__WHAT THE EXERCISE ASKS__
Copy out each line featuring the string "perfecto" from the entries beneath.

-- DATASET RECORDS follows --

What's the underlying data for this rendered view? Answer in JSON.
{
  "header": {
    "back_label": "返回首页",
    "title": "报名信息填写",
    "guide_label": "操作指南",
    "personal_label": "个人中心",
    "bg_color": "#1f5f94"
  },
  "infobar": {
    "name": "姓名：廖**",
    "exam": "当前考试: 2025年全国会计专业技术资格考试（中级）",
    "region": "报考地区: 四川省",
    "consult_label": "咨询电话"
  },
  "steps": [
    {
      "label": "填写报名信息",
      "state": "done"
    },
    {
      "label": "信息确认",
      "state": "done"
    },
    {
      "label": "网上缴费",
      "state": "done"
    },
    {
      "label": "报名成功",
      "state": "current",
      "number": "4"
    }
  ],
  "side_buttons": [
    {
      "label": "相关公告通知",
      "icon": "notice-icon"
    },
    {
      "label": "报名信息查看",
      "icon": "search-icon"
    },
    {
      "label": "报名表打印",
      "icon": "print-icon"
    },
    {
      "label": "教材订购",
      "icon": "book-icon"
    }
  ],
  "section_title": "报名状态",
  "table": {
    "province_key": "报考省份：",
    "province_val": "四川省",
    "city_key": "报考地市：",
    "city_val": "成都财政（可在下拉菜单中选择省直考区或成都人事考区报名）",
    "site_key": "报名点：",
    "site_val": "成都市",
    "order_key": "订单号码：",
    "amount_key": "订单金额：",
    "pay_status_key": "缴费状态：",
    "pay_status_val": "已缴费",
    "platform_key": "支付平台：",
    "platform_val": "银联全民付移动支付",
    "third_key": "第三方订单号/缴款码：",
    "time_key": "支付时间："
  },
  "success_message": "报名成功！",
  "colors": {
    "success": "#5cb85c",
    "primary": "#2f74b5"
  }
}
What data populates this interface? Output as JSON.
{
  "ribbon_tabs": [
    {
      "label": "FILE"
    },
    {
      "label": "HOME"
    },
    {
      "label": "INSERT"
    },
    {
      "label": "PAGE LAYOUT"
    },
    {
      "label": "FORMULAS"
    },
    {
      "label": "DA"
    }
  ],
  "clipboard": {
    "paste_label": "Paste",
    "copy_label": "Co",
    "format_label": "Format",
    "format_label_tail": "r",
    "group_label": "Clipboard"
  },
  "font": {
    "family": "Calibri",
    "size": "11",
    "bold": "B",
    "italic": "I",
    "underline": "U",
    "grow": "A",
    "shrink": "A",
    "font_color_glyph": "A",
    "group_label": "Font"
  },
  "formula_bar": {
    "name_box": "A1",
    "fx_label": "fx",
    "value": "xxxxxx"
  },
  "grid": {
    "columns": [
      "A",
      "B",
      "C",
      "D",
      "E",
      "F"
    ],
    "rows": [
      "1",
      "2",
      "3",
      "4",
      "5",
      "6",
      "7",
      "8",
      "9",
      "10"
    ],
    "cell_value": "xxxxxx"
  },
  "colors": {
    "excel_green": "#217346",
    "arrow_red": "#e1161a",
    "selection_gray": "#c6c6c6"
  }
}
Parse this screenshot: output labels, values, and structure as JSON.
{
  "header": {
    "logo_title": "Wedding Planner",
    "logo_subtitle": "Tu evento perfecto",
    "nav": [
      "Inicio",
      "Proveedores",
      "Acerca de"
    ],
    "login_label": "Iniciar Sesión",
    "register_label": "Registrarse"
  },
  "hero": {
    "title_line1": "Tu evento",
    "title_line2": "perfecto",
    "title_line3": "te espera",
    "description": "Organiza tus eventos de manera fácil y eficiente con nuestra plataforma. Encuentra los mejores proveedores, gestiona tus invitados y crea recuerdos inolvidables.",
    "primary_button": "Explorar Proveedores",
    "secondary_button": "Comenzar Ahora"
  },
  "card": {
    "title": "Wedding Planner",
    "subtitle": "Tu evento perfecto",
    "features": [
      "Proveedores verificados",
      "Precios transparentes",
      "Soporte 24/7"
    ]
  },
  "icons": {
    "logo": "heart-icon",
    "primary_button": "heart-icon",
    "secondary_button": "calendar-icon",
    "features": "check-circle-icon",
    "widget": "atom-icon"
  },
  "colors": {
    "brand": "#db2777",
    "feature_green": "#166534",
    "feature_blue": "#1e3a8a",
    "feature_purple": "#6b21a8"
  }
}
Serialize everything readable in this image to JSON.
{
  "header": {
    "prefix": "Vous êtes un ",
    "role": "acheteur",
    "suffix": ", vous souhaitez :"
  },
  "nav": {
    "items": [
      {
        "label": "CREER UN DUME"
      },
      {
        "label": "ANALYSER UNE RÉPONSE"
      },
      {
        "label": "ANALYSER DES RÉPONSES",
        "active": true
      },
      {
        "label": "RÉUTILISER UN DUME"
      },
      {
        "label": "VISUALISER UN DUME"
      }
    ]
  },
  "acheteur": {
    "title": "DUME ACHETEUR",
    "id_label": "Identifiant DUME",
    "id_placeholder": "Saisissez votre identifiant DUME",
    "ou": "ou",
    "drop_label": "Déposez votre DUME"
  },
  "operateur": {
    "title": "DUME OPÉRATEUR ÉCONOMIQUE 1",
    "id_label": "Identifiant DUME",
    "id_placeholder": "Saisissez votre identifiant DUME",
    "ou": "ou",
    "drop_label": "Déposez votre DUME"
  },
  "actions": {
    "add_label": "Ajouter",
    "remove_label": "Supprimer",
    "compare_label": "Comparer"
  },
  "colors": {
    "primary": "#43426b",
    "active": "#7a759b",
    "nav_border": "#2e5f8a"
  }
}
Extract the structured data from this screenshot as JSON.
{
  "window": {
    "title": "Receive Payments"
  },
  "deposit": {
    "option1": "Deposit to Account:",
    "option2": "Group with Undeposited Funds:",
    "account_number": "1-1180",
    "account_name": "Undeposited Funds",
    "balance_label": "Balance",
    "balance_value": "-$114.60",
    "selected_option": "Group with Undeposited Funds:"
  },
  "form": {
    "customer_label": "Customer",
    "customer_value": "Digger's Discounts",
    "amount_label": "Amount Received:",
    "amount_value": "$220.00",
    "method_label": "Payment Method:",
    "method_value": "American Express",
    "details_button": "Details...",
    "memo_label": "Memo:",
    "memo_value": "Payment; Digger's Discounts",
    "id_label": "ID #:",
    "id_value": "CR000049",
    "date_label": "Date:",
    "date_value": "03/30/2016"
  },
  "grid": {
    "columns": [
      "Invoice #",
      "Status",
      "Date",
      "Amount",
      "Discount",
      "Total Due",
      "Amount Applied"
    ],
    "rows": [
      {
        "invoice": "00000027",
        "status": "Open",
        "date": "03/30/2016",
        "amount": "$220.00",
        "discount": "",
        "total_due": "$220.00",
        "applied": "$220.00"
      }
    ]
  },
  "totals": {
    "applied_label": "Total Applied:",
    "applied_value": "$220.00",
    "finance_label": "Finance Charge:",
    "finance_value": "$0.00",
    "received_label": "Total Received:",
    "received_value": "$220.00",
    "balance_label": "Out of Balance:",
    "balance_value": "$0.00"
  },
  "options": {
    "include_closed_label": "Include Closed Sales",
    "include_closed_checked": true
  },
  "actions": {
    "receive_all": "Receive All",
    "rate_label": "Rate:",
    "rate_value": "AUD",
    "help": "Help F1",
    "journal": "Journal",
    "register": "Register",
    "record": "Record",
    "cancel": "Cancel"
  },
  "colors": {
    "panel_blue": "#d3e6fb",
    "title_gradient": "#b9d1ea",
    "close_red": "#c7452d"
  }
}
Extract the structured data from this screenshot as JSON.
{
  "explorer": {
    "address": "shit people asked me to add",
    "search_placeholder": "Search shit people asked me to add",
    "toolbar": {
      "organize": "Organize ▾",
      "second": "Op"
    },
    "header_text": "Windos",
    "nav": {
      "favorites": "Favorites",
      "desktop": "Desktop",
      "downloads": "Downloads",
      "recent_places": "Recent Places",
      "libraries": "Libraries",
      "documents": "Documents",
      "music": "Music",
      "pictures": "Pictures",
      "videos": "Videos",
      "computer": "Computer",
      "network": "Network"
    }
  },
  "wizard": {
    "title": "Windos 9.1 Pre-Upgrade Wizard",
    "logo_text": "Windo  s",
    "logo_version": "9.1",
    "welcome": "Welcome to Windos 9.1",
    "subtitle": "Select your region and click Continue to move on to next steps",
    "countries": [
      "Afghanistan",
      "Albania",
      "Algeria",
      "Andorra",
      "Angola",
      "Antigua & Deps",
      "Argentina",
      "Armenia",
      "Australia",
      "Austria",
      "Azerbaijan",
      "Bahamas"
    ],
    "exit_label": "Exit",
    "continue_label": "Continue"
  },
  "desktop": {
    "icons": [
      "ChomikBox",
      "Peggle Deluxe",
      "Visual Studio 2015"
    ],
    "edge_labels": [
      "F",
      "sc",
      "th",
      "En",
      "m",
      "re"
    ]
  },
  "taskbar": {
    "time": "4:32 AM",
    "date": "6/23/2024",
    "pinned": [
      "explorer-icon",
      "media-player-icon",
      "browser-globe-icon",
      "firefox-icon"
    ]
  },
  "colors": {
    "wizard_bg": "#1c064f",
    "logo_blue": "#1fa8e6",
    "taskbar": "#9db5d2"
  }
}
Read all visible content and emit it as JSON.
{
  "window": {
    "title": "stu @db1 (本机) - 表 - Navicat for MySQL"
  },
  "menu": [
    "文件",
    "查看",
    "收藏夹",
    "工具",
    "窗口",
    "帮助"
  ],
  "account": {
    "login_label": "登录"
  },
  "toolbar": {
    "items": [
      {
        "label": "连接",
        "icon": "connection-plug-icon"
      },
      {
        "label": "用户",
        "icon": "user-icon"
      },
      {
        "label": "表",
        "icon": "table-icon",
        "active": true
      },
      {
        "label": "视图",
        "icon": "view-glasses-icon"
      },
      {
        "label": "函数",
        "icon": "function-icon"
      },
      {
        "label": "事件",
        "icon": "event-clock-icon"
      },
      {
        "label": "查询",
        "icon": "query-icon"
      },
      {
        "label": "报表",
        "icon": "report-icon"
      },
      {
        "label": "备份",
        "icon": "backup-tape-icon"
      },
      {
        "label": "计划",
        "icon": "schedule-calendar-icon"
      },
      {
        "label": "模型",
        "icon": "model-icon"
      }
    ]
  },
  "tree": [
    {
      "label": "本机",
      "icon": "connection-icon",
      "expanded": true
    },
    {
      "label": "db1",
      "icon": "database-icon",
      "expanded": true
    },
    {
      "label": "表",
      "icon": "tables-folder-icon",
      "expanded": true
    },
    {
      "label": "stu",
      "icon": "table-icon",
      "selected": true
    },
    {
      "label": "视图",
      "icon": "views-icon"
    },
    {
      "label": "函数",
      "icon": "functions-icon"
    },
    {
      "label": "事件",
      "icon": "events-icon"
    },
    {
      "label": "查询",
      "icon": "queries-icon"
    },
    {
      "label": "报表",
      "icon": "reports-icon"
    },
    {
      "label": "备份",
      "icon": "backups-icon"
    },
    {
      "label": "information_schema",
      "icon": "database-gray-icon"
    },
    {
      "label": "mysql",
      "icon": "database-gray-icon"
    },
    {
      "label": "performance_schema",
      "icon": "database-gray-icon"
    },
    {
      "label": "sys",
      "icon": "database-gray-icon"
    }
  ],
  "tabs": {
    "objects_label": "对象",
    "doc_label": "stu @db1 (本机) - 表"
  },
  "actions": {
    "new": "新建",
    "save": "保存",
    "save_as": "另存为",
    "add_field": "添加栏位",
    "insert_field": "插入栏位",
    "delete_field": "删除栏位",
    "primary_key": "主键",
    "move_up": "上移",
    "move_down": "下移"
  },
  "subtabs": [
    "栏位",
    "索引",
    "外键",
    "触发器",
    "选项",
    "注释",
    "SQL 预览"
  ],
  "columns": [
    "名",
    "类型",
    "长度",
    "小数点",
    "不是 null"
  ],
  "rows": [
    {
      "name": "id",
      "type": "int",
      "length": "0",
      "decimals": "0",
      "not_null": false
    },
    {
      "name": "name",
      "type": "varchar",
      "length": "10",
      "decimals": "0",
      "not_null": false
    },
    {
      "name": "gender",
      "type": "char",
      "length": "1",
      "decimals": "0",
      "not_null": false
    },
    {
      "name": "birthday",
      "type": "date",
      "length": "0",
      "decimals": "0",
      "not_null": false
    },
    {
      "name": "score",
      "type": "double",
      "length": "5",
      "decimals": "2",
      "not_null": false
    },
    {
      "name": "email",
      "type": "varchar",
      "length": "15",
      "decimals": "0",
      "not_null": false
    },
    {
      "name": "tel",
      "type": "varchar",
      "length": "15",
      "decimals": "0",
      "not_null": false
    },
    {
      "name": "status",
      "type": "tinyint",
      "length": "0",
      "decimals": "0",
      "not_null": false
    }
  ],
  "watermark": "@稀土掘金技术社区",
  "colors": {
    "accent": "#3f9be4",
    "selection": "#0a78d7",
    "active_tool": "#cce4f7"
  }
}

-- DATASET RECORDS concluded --

__TASK ANSWER__
    "logo_subtitle": "Tu evento perfecto",
    "title_line2": "perfecto",
    "subtitle": "Tu evento perfecto",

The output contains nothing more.